BEARS Blu-ray Review


Film Pulse Score

  • Save
Blu-ray release date: August 12, 2014
Directors: Alastair FothergillKeith Scholey
MPAA Rating: G

I was already sold on Disneynature’s Bears when the trailer featuring Phillip Phillips’ song “Home” offered up a heartwarming overlay to the captivating shots of grizzly bears frolicking in the wild.

But from the moment I popped in the Blu-ray and hit ‘play,’ I was immediately reminded how impressive these studio documentaries truly are. Every scene was so perfectly framed; one could easily do a screen grab at any time, hit print, and produce a beautiful still image suitable for hanging on a wall.

The same studio behind 2012’s Chimpanzee, a sweet story about an orphaned baby chimp, Disneynature delivers another great installment in its wildlife educational series, this time featuring the voice talents of John C. Reilly.

If you loved the crisp, vibrant visuals of Bears in the theater, you’ll adore the Blu-ray version, which goes a step further, highlighting Alaska’s breathtaking landscapes in crystal-clear shots. Bonus features include segments on how the camera crews were able to get so close to the creatures and provide a behind-the-scenes look at how a movie of this magnitude is made.

If you didn’t see Bears in theaters, the film follows Sky and her two cubs, Scout and Amber, as they brave the harsh Alaskan landscape accompanied by Reilly’s goofy commentary, which can only be compared to that of Bob Saget narrating old “America’s Funniest Home Videos” submissions.

These baby bear cubs, whose first year outside their den is the focus of Bears, are absolutely irresistible. So. Stupid. Cute.

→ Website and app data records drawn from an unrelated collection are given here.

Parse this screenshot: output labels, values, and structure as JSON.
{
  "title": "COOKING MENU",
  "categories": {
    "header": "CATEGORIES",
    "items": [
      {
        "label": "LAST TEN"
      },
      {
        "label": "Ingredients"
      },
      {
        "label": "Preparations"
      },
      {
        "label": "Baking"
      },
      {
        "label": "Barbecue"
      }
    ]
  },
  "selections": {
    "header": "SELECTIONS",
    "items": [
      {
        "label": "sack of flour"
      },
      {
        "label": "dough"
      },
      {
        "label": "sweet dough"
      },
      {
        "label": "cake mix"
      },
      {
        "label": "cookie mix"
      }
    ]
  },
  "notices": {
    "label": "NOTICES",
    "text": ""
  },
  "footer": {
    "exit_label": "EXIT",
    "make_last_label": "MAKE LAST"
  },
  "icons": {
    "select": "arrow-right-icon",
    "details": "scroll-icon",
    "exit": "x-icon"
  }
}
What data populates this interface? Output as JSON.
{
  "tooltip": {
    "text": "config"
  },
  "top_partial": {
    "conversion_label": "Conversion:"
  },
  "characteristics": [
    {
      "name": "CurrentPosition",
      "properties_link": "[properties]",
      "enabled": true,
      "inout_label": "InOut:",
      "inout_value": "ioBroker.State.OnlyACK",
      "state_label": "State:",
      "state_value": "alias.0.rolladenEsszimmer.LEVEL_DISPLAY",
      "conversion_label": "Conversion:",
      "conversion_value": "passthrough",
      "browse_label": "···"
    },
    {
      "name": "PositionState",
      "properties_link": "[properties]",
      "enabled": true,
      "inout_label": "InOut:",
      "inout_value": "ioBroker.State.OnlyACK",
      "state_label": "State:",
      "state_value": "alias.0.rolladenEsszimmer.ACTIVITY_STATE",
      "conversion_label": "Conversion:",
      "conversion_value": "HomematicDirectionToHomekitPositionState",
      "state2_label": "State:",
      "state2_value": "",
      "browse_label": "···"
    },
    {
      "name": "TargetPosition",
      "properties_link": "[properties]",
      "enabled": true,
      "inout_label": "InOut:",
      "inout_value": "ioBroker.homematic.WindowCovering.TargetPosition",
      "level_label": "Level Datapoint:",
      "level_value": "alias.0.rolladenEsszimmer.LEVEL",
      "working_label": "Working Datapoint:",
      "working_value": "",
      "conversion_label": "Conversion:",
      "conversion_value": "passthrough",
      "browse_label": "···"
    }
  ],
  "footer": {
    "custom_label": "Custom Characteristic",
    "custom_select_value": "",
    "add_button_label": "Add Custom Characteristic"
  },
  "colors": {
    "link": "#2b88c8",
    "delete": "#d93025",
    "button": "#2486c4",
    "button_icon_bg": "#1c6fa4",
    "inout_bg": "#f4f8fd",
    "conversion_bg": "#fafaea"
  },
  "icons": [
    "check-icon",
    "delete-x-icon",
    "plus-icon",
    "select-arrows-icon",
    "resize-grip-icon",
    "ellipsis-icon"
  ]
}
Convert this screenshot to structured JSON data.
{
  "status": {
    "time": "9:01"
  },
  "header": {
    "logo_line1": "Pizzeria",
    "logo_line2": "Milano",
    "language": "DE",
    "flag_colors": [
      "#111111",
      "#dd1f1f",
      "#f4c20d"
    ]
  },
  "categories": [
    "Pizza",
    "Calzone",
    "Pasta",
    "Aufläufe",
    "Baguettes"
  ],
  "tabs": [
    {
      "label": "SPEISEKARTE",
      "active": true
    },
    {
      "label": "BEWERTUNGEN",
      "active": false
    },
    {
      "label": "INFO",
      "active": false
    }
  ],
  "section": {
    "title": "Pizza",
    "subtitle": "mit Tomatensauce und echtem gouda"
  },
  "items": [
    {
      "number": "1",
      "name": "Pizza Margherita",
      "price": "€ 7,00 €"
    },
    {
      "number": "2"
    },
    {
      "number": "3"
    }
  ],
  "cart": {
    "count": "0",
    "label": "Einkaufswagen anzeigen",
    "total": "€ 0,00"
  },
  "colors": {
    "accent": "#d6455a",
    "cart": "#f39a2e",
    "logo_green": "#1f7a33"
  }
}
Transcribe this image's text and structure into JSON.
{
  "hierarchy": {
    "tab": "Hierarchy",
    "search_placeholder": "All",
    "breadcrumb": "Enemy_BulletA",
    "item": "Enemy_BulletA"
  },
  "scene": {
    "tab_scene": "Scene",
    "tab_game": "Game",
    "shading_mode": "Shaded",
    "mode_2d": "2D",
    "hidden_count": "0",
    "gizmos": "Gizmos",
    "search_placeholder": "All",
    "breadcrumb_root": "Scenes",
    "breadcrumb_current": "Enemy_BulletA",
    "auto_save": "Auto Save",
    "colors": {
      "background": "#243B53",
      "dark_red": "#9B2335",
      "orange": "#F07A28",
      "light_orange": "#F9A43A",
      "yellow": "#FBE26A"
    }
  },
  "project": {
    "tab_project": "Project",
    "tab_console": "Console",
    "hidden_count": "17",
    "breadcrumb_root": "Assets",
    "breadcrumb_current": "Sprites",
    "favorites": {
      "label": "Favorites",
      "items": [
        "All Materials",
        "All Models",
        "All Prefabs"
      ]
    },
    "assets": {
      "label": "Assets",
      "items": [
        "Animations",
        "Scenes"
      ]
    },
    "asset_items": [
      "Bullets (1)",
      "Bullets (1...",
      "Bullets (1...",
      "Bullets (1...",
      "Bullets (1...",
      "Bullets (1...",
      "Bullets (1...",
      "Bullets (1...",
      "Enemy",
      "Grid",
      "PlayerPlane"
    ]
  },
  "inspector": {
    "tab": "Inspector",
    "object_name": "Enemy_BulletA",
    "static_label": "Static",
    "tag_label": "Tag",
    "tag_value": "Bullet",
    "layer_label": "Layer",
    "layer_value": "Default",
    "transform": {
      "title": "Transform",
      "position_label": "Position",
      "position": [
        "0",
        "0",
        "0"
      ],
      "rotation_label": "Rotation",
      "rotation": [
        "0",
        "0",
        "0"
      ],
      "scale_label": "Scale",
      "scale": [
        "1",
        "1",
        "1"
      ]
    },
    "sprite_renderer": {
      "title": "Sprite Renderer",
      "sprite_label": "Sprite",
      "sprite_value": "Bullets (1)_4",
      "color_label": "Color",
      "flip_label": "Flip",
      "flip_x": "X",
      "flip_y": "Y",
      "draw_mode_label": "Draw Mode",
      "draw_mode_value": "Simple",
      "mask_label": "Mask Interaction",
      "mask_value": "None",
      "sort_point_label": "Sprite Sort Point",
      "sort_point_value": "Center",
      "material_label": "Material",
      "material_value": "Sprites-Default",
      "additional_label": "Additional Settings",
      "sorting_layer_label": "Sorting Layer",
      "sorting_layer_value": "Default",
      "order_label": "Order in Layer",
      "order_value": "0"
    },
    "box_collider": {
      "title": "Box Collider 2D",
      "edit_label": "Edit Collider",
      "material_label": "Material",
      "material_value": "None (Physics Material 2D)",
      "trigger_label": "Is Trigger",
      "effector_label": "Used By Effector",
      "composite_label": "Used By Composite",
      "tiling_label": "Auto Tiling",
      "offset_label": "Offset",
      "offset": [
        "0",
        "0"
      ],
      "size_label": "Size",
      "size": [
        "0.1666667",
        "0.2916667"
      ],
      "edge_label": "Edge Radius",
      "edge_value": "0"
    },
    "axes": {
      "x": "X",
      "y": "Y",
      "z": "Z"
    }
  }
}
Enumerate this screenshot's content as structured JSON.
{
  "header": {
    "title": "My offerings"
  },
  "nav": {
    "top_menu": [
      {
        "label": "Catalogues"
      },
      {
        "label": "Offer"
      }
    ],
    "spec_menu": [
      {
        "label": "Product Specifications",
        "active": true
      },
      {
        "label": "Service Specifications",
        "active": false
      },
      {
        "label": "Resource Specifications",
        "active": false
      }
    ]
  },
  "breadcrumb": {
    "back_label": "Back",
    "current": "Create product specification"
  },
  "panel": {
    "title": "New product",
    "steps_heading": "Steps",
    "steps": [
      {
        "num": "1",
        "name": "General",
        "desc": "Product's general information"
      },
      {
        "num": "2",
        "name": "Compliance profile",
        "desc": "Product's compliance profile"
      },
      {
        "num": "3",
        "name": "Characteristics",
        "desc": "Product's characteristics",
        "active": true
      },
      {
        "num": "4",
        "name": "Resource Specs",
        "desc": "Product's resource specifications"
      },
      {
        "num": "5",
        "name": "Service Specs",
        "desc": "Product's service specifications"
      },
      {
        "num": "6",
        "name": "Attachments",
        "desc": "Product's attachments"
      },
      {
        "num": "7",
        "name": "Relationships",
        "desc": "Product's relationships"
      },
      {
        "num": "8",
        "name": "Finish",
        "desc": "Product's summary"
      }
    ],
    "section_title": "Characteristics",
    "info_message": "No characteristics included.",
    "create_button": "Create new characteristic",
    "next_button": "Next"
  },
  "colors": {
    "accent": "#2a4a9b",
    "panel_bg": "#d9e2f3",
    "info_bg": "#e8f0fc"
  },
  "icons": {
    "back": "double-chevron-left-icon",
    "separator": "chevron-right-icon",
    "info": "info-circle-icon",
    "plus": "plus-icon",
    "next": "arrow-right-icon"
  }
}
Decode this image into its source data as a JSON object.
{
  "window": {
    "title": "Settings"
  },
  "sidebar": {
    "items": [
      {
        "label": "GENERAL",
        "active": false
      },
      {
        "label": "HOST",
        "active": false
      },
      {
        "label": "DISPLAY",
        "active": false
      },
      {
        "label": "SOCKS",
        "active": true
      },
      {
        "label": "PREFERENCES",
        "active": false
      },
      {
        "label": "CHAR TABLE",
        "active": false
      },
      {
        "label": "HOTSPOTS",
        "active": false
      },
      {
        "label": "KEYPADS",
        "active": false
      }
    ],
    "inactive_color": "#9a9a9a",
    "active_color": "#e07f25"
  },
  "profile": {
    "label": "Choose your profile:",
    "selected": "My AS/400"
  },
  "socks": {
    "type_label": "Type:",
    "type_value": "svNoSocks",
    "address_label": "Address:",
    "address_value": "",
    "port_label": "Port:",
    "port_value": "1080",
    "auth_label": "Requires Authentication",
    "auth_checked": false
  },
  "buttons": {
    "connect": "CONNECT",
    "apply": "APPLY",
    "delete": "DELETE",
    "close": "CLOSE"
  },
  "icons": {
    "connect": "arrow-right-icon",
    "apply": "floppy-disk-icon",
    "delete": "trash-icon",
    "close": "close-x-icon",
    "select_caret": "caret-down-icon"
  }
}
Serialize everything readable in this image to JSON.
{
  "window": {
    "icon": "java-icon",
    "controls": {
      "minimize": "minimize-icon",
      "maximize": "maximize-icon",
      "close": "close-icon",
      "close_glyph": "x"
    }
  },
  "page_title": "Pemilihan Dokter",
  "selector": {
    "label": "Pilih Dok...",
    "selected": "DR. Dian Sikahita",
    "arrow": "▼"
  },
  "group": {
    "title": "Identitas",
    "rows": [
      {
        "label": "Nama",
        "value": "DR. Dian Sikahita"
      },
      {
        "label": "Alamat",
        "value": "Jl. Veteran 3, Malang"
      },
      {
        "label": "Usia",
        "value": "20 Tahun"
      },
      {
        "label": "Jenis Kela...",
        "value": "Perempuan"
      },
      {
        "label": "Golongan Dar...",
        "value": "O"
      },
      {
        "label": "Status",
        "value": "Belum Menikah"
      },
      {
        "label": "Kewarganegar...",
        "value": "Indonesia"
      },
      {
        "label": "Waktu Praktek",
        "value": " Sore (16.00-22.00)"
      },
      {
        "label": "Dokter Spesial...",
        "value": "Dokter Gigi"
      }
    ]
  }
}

You’ll fall in love with these little monsters from the moment you see their little mouths, little feet and little tongues poking out from underneath their mother’s belly (although there’s some question as to whether these infants are in fact the same bears).

If you’re deciding whether to buy the Blu-ray for children, either your own or for a class, this one’s a safe bet. While the narration lacks the savor faire that, say, Morgan Freeman brings to March of the Penguins, it’ll entertain the kids. As an adult, however, I can’t say I’d watch this one more than once.

Leave a Reply

Your email address will not be published. Required fields are marked *

This site uses Akismet to reduce spam. Learn how your comment data is processed.